During a recent survey by Which? of almost 1,500 people, 80% said they trust electricians the most to improve their home and make repairs. Meanwhile, only 48% said they trusted roofers and 53% said they trusted builders.
Finding the right tradesperson for the job can be time consuming and stressful, but the worries don’t stop once you have hired a tradesperson.
Over 60% of homeowners expressed their biggest worry to be tradespeople not turning up on time, followed by 55% worried that the tradesperson would carry out a poor standard of work in their home, and 46% were worried about being ripped off.
Among the least trusted trades were mechanics (27%), roofers (48%), drain and sewer specialists (50%), builders (53%) and kitchen fitters (58%). Electricians (80%), central heating engineers (75%), plumbers (73%) and carpenters (72%) rank among the most trustworthy.
When it comes to hiring a roofer or builder for the first time, 4 in 10 of those surveyed said they would not trust them. A previous survey found that more than three quarters of the public are nervous about using a tradesperson for the first time, with nearly 4 in 10 having already had a bad experience with a trader.
Which? suggest the reason for the high level of mistrust amongst the public could be the lack of regulations around certain trades, such as roofers, kitchen fitters and builders. Whereas, electricians, central heating engineers and plumbers have much stricter regulations to follow and regulated scheme associations, such as Part P Scheme Providers (like NICEIC) and the Gas Safe Register.
Another reason for mistrust for certain trades could also be the scale of some jobs needing completed, like a new kitchen, and the pressure it puts on the homeowner to find the right tradesperson for the job, but also the worry of hiring a rogue trader at the same time.
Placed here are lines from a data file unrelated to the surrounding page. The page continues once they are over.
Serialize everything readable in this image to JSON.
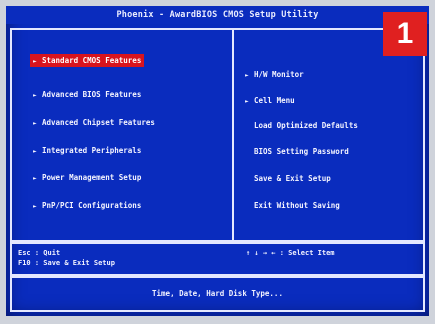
{
  "bios": {
    "title": "Phoenix - AwardBIOS CMOS Setup Utility",
    "left_menu": [
      {
        "label": "Standard CMOS Features",
        "selected": true
      },
      {
        "label": "Advanced BIOS Features",
        "selected": false
      },
      {
        "label": "Advanced Chipset Features",
        "selected": false
      },
      {
        "label": "Integrated Peripherals",
        "selected": false
      },
      {
        "label": "Power Management Setup",
        "selected": false
      },
      {
        "label": "PnP/PCI Configurations",
        "selected": false
      }
    ],
    "right_menu": [
      {
        "label": "H/W Monitor",
        "arrow": true
      },
      {
        "label": "Cell Menu",
        "arrow": true
      },
      {
        "label": "Load Optimized Defaults",
        "arrow": false
      },
      {
        "label": "BIOS Setting Password",
        "arrow": false
      },
      {
        "label": "Save & Exit Setup",
        "arrow": false
      },
      {
        "label": "Exit Without Saving",
        "arrow": false
      }
    ],
    "help": {
      "esc": "Esc : Quit",
      "f10": "F10 : Save & Exit Setup",
      "nav": "↑ ↓ → ←   : Select Item"
    },
    "status": "Time, Date, Hard Disk Type..."
  },
  "badge": {
    "text": "1",
    "color": "#e02020"
  },
  "colors": {
    "background": "#0a2cbe",
    "highlight": "#d8141e",
    "text": "#f4f4ff"
  },
  "icons": {
    "menu_arrow": "triangle-right-icon"
  }
}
Last year, homeowners lost at least £6.6 billion to rogue traders and they lose even more to have that work corrected, so it is no surprise that this is a key worry for many when hiring a trustworthy tradesperson.
How to know if you can trust a tradesperson
Seek word of mouth recommendations from friends, family and neighbours who have had work carried out their home and experienced firsthand the standard of work from that tradesperson.
If you don’t know anyone who has had work carried out in their home previously, look on trade review websites, such as Trustmark, Trustatrader and Checkatrade for company reviews. However, be aware of rogue traders lurking on these sites with false reviews and accreditations.
Always do your research on the tradesperson – if they say they are registered with a trade scheme association, such as Gas Safe or the NICEIC, then double check their company name on those respective websites. If possible, ask for references from the tradesperson to discuss their work with some of their previous customers. Remember, a good tradesperson won’t mind showing off their previous work.
When agreeing work, don’t give a tradesperson cash up front. A reputable trader should agree to payments in instalments once work has begun. Make sure you include a payment schedule within the agreed contract for work.
For any gas work you are having carried out, to be on the safe side of things, hire a Gas Safe registered installer. This will ensure that they have the correct qualifications and have passed an on site assessment to show they are competent and safe to work in your home.
If it is electrical work you are having carried out, it’s safer to choose a registered electrician for the job as they will be able to sign off all of their own domestic work, including new circuits and existing circuits.
If you are not sure if your electrician is registered, then go to the Electrical Competent Person Register to find out. Simply search for the company name and if they are registered with any of the Part P Scheme Providers (like NICEIC), their company name will appear in the results.
If they are not registered with a scheme, don’t panic right away! Being registered with a scheme means they can sign off notifiable work, such as house rewires, consumer unit changes and new circuits. If they aren’t registered, but are still competent and qualified, the tradesperson will still be able to carry out minor works, such as alterations and modifications to existing circuits. To find out more and see where your work sits in all of this, read our guide to Part P of the Building Regulations.
If you think you have a rogue trader on your hands, then take a look at our guide to rogue traders.Back to blog